This spring, we are convening a group of thought leaders in a two-day summit to envision learning of the future, and then map the steps needed for this vision to become reality. Led by the Concord Consortium and co-hosted by Dynamicland with generous support from the Gordon and Betty Moore Foundation, Designing 2030 represents a diverse, future-looking community, poised to take full advantage of current convergences in educational technology.
We will consider the growing maturity of open technology resources for STEM learning, notable advances in learning sciences research, new possibilities arising from the streams of data generated as learners interact with educational technology, and the growing potential of learning analytics and data mining to shed new light on teaching and learning. We’ll honor Bob’s legacy by dreaming big and exploring what learning and teaching should look like in 2030. How can technology transform the way we teach and learn science and broaden participation by more learners?
Robert F. Tinker Scholarship and Fellows Program

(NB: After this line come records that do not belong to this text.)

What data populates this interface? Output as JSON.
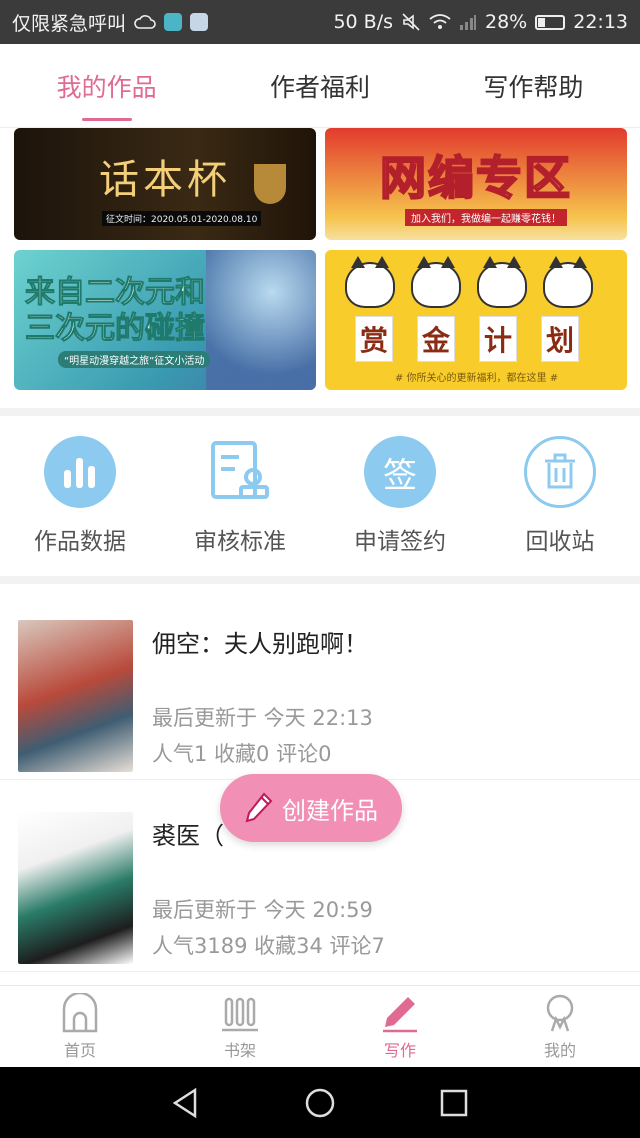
{
  "status_bar": {
    "carrier": "仅限紧急呼叫",
    "net_speed": "50 B/s",
    "battery": "28%",
    "battery_level": 0.28,
    "time": "22:13"
  },
  "tabs": [
    {
      "label": "我的作品",
      "active": true
    },
    {
      "label": "作者福利",
      "active": false
    },
    {
      "label": "写作帮助",
      "active": false
    }
  ],
  "banners": [
    {
      "title": "话本杯",
      "subtitle": "征文时间：2020.05.01-2020.08.10"
    },
    {
      "title": "网编专区",
      "subtitle": "加入我们，我做编一起赚零花钱！"
    },
    {
      "title": "来自二次元和三次元的碰撞",
      "subtitle": "“明星动漫穿越之旅”征文小活动"
    },
    {
      "title": "赏金计划",
      "chars": [
        "赏",
        "金",
        "计",
        "划"
      ],
      "subtitle": "# 你所关心的更新福利，都在这里 #"
    }
  ],
  "tools": [
    {
      "label": "作品数据",
      "icon": "bar-chart-icon"
    },
    {
      "label": "审核标准",
      "icon": "document-stamp-icon"
    },
    {
      "label": "申请签约",
      "icon": "sign-icon",
      "glyph": "签"
    },
    {
      "label": "回收站",
      "icon": "trash-icon"
    }
  ],
  "works": [
    {
      "title": "佣空：夫人别跑啊！",
      "updated": "最后更新于 今天 22:13",
      "stats": "人气1 收藏0 评论0"
    },
    {
      "title": "裘医（",
      "updated": "最后更新于 今天 20:59",
      "stats": "人气3189 收藏34 评论7"
    }
  ],
  "fab": {
    "label": "创建作品",
    "icon": "pencil-icon"
  },
  "bottom_nav": [
    {
      "label": "首页",
      "icon": "home-icon",
      "active": false
    },
    {
      "label": "书架",
      "icon": "bookshelf-icon",
      "active": false
    },
    {
      "label": "写作",
      "icon": "pen-icon",
      "active": true
    },
    {
      "label": "我的",
      "icon": "profile-icon",
      "active": false
    }
  ],
  "colors": {
    "accent": "#e06a92",
    "fab": "#f28fb4",
    "icon_blue": "#8ccbef"
  }
}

At the AERA 2018 joint SIG business meeting of Learning Sciences and Advanced Technologies for Learning, we were delighted to announce the Robert F. Tinker Scholarship for emerging scholars. The scholarship will be awarded annually to a graduate student or postdoc who is a member of the Learning Sciences and/or Advanced Technologies for Learning SIG and has an accepted presentation at AERA with research in one of the following themes: tools for inquiry, learning and collaboration, data explorations, sustainability and the environment, tinkering with models, playful experimentation, online learning, or learning everywhere. We are also creating a Robert F. Tinker Fellows Program at the Concord Consortium. Look for additional details on our website soon.